** Opening Data records block **
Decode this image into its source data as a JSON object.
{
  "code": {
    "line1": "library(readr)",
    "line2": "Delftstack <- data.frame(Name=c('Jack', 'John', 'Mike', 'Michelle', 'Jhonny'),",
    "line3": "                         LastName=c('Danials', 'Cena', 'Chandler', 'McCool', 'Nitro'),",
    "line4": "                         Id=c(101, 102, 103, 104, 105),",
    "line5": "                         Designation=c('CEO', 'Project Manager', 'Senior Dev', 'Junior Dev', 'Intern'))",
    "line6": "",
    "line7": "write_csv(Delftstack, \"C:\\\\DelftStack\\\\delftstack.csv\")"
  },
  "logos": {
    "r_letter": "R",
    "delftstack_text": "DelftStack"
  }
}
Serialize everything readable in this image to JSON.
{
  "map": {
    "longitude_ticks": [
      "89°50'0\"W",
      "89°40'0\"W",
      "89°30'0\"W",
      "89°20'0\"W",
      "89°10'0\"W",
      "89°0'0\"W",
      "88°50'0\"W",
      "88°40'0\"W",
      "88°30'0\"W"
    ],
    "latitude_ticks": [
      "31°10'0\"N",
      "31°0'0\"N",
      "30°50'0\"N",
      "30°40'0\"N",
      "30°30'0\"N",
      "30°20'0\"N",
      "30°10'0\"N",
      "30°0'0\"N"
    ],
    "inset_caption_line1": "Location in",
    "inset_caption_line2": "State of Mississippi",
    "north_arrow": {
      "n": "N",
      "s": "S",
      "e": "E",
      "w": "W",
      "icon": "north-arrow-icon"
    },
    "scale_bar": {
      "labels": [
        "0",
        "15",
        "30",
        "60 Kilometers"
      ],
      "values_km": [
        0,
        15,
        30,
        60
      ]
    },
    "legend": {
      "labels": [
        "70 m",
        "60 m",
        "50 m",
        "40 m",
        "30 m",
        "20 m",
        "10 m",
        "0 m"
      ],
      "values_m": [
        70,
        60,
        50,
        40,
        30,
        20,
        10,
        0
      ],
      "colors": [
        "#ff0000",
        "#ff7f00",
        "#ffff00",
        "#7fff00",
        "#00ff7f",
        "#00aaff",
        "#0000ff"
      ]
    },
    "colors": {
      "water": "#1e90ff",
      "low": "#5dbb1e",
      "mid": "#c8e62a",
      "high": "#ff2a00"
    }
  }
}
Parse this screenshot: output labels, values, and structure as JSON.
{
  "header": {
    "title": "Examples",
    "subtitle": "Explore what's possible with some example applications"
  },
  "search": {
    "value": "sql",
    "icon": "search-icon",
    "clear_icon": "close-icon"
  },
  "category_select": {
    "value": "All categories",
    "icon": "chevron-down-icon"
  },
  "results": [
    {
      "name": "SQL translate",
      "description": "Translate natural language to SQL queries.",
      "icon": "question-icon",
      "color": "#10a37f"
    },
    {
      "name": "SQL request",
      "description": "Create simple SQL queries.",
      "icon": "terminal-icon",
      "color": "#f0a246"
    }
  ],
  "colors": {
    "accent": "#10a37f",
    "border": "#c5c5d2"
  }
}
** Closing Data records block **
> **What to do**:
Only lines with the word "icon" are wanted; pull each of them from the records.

> **Answer space**:
      "icon": "north-arrow-icon"
    "icon": "search-icon",
    "clear_icon": "close-icon"
    "icon": "chevron-down-icon"
      "icon": "question-icon",
      "icon": "terminal-icon",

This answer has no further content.